What to work on: The listing below should be written out exactly; please include all of it.

Provided material:
+++
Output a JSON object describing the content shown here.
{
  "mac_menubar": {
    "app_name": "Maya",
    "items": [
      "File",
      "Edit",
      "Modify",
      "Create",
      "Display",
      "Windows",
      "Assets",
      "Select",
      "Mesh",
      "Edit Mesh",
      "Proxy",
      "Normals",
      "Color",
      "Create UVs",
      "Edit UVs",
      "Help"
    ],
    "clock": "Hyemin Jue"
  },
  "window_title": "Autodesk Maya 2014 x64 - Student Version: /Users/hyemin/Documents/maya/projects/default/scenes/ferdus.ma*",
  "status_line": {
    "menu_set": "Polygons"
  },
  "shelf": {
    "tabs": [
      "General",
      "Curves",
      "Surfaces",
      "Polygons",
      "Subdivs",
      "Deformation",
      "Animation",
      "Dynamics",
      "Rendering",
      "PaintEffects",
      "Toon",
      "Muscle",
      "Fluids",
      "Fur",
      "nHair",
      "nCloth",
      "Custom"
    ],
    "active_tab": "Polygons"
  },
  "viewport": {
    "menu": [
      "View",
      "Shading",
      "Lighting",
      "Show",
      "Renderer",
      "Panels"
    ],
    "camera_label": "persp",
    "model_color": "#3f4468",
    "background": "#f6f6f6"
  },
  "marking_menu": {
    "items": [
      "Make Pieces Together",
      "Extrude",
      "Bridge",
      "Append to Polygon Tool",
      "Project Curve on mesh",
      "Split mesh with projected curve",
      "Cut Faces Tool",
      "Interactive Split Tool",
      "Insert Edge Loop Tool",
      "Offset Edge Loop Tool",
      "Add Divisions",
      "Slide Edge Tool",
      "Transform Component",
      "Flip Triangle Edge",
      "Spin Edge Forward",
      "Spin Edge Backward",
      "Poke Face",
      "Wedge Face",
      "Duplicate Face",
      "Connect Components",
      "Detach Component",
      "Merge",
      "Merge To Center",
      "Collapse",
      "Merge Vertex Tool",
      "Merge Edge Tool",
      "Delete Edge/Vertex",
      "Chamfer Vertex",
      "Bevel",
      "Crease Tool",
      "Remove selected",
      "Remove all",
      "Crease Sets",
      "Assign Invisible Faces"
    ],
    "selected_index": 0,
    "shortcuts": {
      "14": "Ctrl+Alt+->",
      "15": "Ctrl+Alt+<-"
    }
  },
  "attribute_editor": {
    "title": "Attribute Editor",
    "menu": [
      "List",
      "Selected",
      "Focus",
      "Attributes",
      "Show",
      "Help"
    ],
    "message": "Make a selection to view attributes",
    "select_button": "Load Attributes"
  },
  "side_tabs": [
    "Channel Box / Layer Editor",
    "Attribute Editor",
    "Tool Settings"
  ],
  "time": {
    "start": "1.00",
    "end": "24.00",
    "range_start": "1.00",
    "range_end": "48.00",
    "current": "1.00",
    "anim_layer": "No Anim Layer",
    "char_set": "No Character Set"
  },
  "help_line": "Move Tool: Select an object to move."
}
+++
Reply to the exercise:
Output a JSON object describing the content shown here.
{
  "mac_menubar": {
    "app_name": "Maya",
    "items": [
      "File",
      "Edit",
      "Modify",
      "Create",
      "Display",
      "Windows",
      "Assets",
      "Select",
      "Mesh",
      "Edit Mesh",
      "Proxy",
      "Normals",
      "Color",
      "Create UVs",
      "Edit UVs",
      "Help"
    ],
    "clock": "Hyemin Jue"
  },
  "window_title": "Autodesk Maya 2014 x64 - Student Version: /Users/hyemin/Documents/maya/projects/default/scenes/ferdus.ma*",
  "status_line": {
    "menu_set": "Polygons"
  },
  "shelf": {
    "tabs": [
      "General",
      "Curves",
      "Surfaces",
      "Polygons",
      "Subdivs",
      "Deformation",
      "Animation",
      "Dynamics",
      "Rendering",
      "PaintEffects",
      "Toon",
      "Muscle",
      "Fluids",
      "Fur",
      "nHair",
      "nCloth",
      "Custom"
    ],
    "active_tab": "Polygons"
  },
  "viewport": {
    "menu": [
      "View",
      "Shading",
      "Lighting",
      "Show",
      "Renderer",
      "Panels"
    ],
    "camera_label": "persp",
    "model_color": "#3f4468",
    "background": "#f6f6f6"
  },
  "marking_menu": {
    "items": [
      "Make Pieces Together",
      "Extrude",
      "Bridge",
      "Append to Polygon Tool",
      "Project Curve on mesh",
      "Split mesh with projected curve",
      "Cut Faces Tool",
      "Interactive Split Tool",
      "Insert Edge Loop Tool",
      "Offset Edge Loop Tool",
      "Add Divisions",
      "Slide Edge Tool",
      "Transform Component",
      "Flip Triangle Edge",
      "Spin Edge Forward",
      "Spin Edge Backward",
      "Poke Face",
      "Wedge Face",
      "Duplicate Face",
      "Connect Components",
      "Detach Component",
      "Merge",
      "Merge To Center",
      "Collapse",
      "Merge Vertex Tool",
      "Merge Edge Tool",
      "Delete Edge/Vertex",
      "Chamfer Vertex",
      "Bevel",
      "Crease Tool",
      "Remove selected",
      "Remove all",
      "Crease Sets",
      "Assign Invisible Faces"
    ],
    "selected_index": 0,
    "shortcuts": {
      "14": "Ctrl+Alt+->",
      "15": "Ctrl+Alt+<-"
    }
  },
  "attribute_editor": {
    "title": "Attribute Editor",
    "menu": [
      "List",
      "Selected",
      "Focus",
      "Attributes",
      "Show",
      "Help"
    ],
    "message": "Make a selection to view attributes",
    "select_button": "Load Attributes"
  },
  "side_tabs": [
    "Channel Box / Layer Editor",
    "Attribute Editor",
    "Tool Settings"
  ],
  "time": {
    "start": "1.00",
    "end": "24.00",
    "range_start": "1.00",
    "range_end": "48.00",
    "current": "1.00",
    "anim_layer": "No Anim Layer",
    "char_set": "No Character Set"
  },
  "help_line": "Move Tool: Select an object to move."
}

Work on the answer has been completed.